Today, Gary’s schools face the problems encountered by many urban school systems. Its 19,500 students, most of whom are African-American, live in poverty in higher proportions than students in just about any other U.S. city. The property-tax base has been undermined by the “white flight” of the 1950s and 1960s, as well as a continued lack of economic development.
U.S. Steel--now named USX--continues to run its steel mill on the lakefront, but it’s smaller than the ones from the company’s Gary heyday. A Sheraton hotel stands abandoned just two blocks from the mill. An apartment building across the street from Horace Mann High School has been boarded up since Piggee, the dean of students, arrived 27 years ago.
Still, Gary’s schools are recognized as beating the odds in some ways.

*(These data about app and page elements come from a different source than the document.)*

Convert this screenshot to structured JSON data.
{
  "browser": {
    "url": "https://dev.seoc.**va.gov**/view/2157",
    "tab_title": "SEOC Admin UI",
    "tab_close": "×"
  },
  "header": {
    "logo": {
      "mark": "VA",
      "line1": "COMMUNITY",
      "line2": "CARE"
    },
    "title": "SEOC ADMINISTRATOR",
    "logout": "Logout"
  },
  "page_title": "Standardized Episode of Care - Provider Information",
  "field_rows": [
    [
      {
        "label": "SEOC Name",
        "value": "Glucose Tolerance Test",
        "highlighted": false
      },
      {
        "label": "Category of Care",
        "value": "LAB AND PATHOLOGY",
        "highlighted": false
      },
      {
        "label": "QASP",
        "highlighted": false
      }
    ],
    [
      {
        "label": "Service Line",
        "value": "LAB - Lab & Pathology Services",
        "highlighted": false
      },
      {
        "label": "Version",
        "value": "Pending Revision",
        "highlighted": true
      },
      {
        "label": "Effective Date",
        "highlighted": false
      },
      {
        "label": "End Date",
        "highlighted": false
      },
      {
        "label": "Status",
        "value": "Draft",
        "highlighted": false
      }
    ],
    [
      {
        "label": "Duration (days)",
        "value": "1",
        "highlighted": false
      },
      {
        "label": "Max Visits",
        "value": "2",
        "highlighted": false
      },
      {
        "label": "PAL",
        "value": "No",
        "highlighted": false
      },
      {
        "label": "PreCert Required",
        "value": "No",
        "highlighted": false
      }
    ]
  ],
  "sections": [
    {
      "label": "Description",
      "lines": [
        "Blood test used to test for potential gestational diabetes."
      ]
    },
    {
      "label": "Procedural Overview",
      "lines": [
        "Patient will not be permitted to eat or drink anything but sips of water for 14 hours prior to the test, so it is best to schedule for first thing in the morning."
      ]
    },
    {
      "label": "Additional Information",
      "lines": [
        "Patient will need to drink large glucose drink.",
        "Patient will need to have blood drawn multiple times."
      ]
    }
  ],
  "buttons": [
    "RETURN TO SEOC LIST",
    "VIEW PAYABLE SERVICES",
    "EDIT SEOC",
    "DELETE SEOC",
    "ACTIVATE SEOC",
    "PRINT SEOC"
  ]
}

In 1995, the system won a performance-based accreditation from the state based on its scores on the Indiana Testing for Educational Progress and its plans for improving those scores, an unusual accomplishment for an urban district. Benjamin Banneker Elementary School, the city’s magnet school, has been named a “Four-Star School” by the state for placing its student in the 75th percentile on the state tests several years running.
Yet, many of the remaining graduates of Wirt’s system aren’t satisfied. If they were running the schools, things would be different. Speech, theater, and music--electives in most schools today--would be mandatory if Chambers, Burton, and other Gary alumni had their way. Those studies would be at the center of the curriculum, much as the topics and skills taught in the original auditorium program were at the heart of the work-study-play program.
“I would be sure somehow to insert the speech, music, [and physical education] curriculum more fully into what we’re doing. I would stop these things they do called language arts. I’d go back to teaching grammar, how to parse sentences, and parts of speech,” YJean Chambers says. “And then I would have speech--all the way through, I would have speech. I would build a curriculum all the way from K through 12 called speech. I would inject that ... into everything.”
Over tea one recent afternoon in their friend Hylda Burton’s apartment, Marie Edwards and Jessie MacLennan dream about reforming a school system.
“If some of us had enough nerve, we’d go to a place like Gary, Indiana, and reinstitute the Wirt system,” Edwards says.
“It would be good,” MacLennan interrupts to add.
“Anytime you get three people together who went to the Gary schools during those years, they start talking about how we need [Wirt’s work-study-play plan] now,” Edwards finishes.
But at Horace Mann High School, the pool is used only once a year for a nine-week physical education elective. The pond that graced its lawn is a parking lot. And the doors to the auditorium--once the centerpiece of the school day--are almost always chained and padlocked.
A version of this article appeared in the April 21, 1999 edition of Education Week as A Blueprint for Change